Activity:
Return every line below exactly, without dropping any.

** Opening Data under study block **

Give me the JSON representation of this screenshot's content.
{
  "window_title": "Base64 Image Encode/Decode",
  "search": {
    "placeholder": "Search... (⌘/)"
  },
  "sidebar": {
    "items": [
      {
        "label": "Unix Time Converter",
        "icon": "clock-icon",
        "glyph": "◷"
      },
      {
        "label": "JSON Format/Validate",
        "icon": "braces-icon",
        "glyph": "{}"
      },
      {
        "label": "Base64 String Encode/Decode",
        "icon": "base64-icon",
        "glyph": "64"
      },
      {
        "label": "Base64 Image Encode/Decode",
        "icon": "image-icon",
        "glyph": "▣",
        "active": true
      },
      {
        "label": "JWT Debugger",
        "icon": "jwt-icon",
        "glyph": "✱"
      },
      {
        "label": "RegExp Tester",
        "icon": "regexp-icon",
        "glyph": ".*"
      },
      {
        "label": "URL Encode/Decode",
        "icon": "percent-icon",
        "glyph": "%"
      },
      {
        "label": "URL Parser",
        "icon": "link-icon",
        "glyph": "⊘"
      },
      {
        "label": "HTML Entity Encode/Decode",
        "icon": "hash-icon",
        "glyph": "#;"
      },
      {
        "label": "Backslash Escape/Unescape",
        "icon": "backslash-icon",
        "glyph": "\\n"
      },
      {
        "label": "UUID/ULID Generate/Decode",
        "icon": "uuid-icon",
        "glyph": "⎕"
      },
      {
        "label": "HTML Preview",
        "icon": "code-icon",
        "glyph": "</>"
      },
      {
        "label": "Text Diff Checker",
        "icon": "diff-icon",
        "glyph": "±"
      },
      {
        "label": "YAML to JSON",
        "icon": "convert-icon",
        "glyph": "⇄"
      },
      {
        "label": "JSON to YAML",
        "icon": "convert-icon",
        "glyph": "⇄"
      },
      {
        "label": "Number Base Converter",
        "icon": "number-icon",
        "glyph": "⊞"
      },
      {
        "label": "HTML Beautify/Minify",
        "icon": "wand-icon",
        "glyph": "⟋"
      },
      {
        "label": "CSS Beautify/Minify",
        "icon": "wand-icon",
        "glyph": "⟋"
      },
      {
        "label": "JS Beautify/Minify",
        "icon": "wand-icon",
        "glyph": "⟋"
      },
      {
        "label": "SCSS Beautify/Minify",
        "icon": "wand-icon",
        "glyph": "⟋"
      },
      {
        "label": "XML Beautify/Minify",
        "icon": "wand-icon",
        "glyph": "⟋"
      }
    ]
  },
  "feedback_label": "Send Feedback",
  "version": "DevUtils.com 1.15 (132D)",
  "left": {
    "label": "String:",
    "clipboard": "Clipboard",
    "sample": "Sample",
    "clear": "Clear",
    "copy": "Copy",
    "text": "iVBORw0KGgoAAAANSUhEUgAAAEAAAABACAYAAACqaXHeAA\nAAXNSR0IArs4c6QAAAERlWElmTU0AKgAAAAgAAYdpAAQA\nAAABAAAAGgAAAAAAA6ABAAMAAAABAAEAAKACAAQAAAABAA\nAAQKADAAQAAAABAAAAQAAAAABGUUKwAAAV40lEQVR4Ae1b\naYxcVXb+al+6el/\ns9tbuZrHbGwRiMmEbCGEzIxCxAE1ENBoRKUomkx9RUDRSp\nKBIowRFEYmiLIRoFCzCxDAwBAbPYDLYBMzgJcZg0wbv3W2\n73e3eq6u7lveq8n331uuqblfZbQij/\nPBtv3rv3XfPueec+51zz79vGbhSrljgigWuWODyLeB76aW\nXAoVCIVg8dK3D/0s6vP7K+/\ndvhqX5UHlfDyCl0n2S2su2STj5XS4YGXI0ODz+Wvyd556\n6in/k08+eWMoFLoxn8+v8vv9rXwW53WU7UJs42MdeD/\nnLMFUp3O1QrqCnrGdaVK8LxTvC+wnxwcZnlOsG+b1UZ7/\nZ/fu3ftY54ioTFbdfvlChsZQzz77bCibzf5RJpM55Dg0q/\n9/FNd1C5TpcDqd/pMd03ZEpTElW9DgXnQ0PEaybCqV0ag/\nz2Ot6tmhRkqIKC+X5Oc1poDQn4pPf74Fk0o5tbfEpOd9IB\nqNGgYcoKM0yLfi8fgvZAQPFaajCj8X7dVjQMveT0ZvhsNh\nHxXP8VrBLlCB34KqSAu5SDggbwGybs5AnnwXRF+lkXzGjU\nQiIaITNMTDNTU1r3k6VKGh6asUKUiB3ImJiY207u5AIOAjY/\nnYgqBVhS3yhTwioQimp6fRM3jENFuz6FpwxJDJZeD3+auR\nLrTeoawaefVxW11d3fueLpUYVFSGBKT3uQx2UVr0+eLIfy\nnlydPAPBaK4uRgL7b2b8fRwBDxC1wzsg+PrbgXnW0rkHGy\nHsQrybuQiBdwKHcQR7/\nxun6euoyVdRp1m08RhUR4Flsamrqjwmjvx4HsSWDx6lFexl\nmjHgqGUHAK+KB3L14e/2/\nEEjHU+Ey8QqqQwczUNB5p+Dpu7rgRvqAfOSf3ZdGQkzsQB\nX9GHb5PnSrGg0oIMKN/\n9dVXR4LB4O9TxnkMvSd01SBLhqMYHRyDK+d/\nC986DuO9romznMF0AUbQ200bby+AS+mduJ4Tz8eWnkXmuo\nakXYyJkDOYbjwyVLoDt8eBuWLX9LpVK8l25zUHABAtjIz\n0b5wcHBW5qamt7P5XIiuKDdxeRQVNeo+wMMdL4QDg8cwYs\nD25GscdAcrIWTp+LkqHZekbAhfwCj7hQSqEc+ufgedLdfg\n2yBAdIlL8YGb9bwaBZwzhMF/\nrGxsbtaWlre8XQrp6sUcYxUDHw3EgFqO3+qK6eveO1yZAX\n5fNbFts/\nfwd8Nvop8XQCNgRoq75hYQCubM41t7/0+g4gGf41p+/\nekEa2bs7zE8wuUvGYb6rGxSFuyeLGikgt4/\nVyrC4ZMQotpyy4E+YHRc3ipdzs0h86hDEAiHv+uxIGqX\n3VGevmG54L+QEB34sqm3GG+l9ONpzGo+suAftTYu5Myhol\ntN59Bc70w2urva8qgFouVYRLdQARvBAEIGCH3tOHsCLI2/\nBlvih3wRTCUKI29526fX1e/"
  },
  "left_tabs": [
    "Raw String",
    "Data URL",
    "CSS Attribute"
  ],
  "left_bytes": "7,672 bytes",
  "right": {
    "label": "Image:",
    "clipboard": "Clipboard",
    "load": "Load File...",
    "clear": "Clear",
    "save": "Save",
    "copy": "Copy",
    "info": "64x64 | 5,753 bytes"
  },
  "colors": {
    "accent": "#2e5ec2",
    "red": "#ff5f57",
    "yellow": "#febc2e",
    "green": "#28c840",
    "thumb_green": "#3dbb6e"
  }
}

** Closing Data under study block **

Exercise answer:
Give me the JSON representation of this screenshot's content.
{
  "window_title": "Base64 Image Encode/Decode",
  "search": {
    "placeholder": "Search... (⌘/)"
  },
  "sidebar": {
    "items": [
      {
        "label": "Unix Time Converter",
        "icon": "clock-icon",
        "glyph": "◷"
      },
      {
        "label": "JSON Format/Validate",
        "icon": "braces-icon",
        "glyph": "{}"
      },
      {
        "label": "Base64 String Encode/Decode",
        "icon": "base64-icon",
        "glyph": "64"
      },
      {
        "label": "Base64 Image Encode/Decode",
        "icon": "image-icon",
        "glyph": "▣",
        "active": true
      },
      {
        "label": "JWT Debugger",
        "icon": "jwt-icon",
        "glyph": "✱"
      },
      {
        "label": "RegExp Tester",
        "icon": "regexp-icon",
        "glyph": ".*"
      },
      {
        "label": "URL Encode/Decode",
        "icon": "percent-icon",
        "glyph": "%"
      },
      {
        "label": "URL Parser",
        "icon": "link-icon",
        "glyph": "⊘"
      },
      {
        "label": "HTML Entity Encode/Decode",
        "icon": "hash-icon",
        "glyph": "#;"
      },
      {
        "label": "Backslash Escape/Unescape",
        "icon": "backslash-icon",
        "glyph": "\\n"
      },
      {
        "label": "UUID/ULID Generate/Decode",
        "icon": "uuid-icon",
        "glyph": "⎕"
      },
      {
        "label": "HTML Preview",
        "icon": "code-icon",
        "glyph": "</>"
      },
      {
        "label": "Text Diff Checker",
        "icon": "diff-icon",
        "glyph": "±"
      },
      {
        "label": "YAML to JSON",
        "icon": "convert-icon",
        "glyph": "⇄"
      },
      {
        "label": "JSON to YAML",
        "icon": "convert-icon",
        "glyph": "⇄"
      },
      {
        "label": "Number Base Converter",
        "icon": "number-icon",
        "glyph": "⊞"
      },
      {
        "label": "HTML Beautify/Minify",
        "icon": "wand-icon",
        "glyph": "⟋"
      },
      {
        "label": "CSS Beautify/Minify",
        "icon": "wand-icon",
        "glyph": "⟋"
      },
      {
        "label": "JS Beautify/Minify",
        "icon": "wand-icon",
        "glyph": "⟋"
      },
      {
        "label": "SCSS Beautify/Minify",
        "icon": "wand-icon",
        "glyph": "⟋"
      },
      {
        "label": "XML Beautify/Minify",
        "icon": "wand-icon",
        "glyph": "⟋"
      }
    ]
  },
  "feedback_label": "Send Feedback",
  "version": "DevUtils.com 1.15 (132D)",
  "left": {
    "label": "String:",
    "clipboard": "Clipboard",
    "sample": "Sample",
    "clear": "Clear",
    "copy": "Copy",
    "text": "iVBORw0KGgoAAAANSUhEUgAAAEAAAABACAYAAACqaXHeAA\nAAXNSR0IArs4c6QAAAERlWElmTU0AKgAAAAgAAYdpAAQA\nAAABAAAAGgAAAAAAA6ABAAMAAAABAAEAAKACAAQAAAABAA\nAAQKADAAQAAAABAAAAQAAAAABGUUKwAAAV40lEQVR4Ae1b\naYxcVXb+al+6el/\ns9tbuZrHbGwRiMmEbCGEzIxCxAE1ENBoRKUomkx9RUDRSp\nKBIowRFEYmiLIRoFCzCxDAwBAbPYDLYBMzgJcZg0wbv3W2\n73e3eq6u7lveq8n331uuqblfZbQij/\nPBtv3rv3XfPueec+51zz79vGbhSrljgigWuWODyLeB76aW\nXAoVCIVg8dK3D/0s6vP7K+/\ndvhqX5UHlfDyCl0n2S2su2STj5XS4YGXI0ODz+Wvyd556\n6in/k08+eWMoFLoxn8+v8vv9rXwW53WU7UJs42MdeD/\nnLMFUp3O1QrqCnrGdaVK8LxTvC+wnxwcZnlOsG+b1UZ7/\nZ/fu3ftY54ioTFbdfvlChsZQzz77bCibzf5RJpM55Dg0q/\n9/FNd1C5TpcDqd/pMd03ZEpTElW9DgXnQ0PEaybCqV0ag/\nz2Ot6tmhRkqIKC+X5Oc1poDQn4pPf74Fk0o5tbfEpOd9IB\nqNGgYcoKM0yLfi8fgvZAQPFaajCj8X7dVjQMveT0ZvhsNh\nHxXP8VrBLlCB34KqSAu5SDggbwGybs5AnnwXRF+lkXzGjU\nQiIaITNMTDNTU1r3k6VKGh6asUKUiB3ImJiY207u5AIOAjY/\nnYgqBVhS3yhTwioQimp6fRM3jENFuz6FpwxJDJZeD3+auR\nLrTeoawaefVxW11d3fueLpUYVFSGBKT3uQx2UVr0+eLIfy\nnlydPAPBaK4uRgL7b2b8fRwBDxC1wzsg+PrbgXnW0rkHGy\nHsQrybuQiBdwKHcQR7/\nxun6euoyVdRp1m08RhUR4Flsamrqjwmjvx4HsSWDx6lFexl\nmjHgqGUHAK+KB3L14e/2/\nEEjHU+Ey8QqqQwczUNB5p+Dpu7rgRvqAfOSf3ZdGQkzsQB\nX9GHb5PnSrGg0oIMKN/\n9dVXR4LB4O9TxnkMvSd01SBLhqMYHRyDK+d/\nC986DuO9romznMF0AUbQ200bby+AS+mduJ4Tz8eWnkXmuo\nakXYyJkDOYbjwyVLoDt8eBuWLX9LpVK8l25zUHABAtjIz\n0b5wcHBW5qamt7P5XIiuKDdxeRQVNeo+wMMdL4QDg8cwYs\nD25GscdAcrIWTp+LkqHZekbAhfwCj7hQSqEc+ufgedLdfg\n2yBAdIlL8YGb9bwaBZwzhMF/\nrGxsbtaWlre8XQrp6sUcYxUDHw3EgFqO3+qK6eveO1yZAX\n5fNbFts/\nfwd8Nvop8XQCNgRoq75hYQCubM41t7/0+g4gGf41p+/\nekEa2bs7zE8wuUvGYb6rGxSFuyeLGikgt4/\nVyrC4ZMQotpyy4E+YHRc3ipdzs0h86hDEAiHv+uxIGqX\n3VGevmG54L+QEB34sqm3GG+l9ONpzGo+suAftTYu5Myhol\ntN59Bc70w2urva8qgFouVYRLdQARvBAEIGCH3tOHsCLI2/\nBlvih3wRTCUKI29526fX1e/"
  },
  "left_tabs": [
    "Raw String",
    "Data URL",
    "CSS Attribute"
  ],
  "left_bytes": "7,672 bytes",
  "right": {
    "label": "Image:",
    "clipboard": "Clipboard",
    "load": "Load File...",
    "clear": "Clear",
    "save": "Save",
    "copy": "Copy",
    "info": "64x64 | 5,753 bytes"
  },
  "colors": {
    "accent": "#2e5ec2",
    "red": "#ff5f57",
    "yellow": "#febc2e",
    "green": "#28c840",
    "thumb_green": "#3dbb6e"
  }
}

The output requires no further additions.